**Records for this task**

══════

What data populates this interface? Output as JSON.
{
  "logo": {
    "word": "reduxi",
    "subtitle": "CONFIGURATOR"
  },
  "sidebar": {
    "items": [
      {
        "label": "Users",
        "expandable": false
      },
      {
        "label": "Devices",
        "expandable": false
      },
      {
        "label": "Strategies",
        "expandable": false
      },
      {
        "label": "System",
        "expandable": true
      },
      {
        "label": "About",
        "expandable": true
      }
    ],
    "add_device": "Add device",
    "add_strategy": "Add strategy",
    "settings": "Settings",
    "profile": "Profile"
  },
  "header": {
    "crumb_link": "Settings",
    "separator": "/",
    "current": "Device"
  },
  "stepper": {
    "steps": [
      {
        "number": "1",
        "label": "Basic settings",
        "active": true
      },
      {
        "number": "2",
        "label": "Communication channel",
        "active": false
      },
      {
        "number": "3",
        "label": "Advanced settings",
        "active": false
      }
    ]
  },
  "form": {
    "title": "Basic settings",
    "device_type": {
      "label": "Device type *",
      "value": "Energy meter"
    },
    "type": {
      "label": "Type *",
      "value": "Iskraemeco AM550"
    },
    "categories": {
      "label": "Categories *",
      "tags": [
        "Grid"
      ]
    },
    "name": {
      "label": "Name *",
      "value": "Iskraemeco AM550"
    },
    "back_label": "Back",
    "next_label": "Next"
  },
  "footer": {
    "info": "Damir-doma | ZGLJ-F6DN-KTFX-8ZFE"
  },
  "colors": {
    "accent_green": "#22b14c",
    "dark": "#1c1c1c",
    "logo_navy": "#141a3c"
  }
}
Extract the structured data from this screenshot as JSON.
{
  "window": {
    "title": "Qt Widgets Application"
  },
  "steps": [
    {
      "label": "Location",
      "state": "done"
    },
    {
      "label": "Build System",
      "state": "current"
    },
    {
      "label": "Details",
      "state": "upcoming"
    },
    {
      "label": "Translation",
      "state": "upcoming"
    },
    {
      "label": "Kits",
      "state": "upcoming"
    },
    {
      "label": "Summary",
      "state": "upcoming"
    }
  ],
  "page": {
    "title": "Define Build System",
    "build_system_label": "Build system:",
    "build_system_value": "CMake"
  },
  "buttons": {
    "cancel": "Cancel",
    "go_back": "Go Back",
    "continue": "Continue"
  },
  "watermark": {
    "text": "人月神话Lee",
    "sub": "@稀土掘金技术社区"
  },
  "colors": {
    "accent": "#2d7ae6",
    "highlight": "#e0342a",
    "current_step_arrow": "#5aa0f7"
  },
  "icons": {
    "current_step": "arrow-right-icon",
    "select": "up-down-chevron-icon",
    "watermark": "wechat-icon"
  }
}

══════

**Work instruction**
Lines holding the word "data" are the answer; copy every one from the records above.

**Answer section**
What data populates this interface? Output as JSON.
Extract the structured data from this screenshot as JSON.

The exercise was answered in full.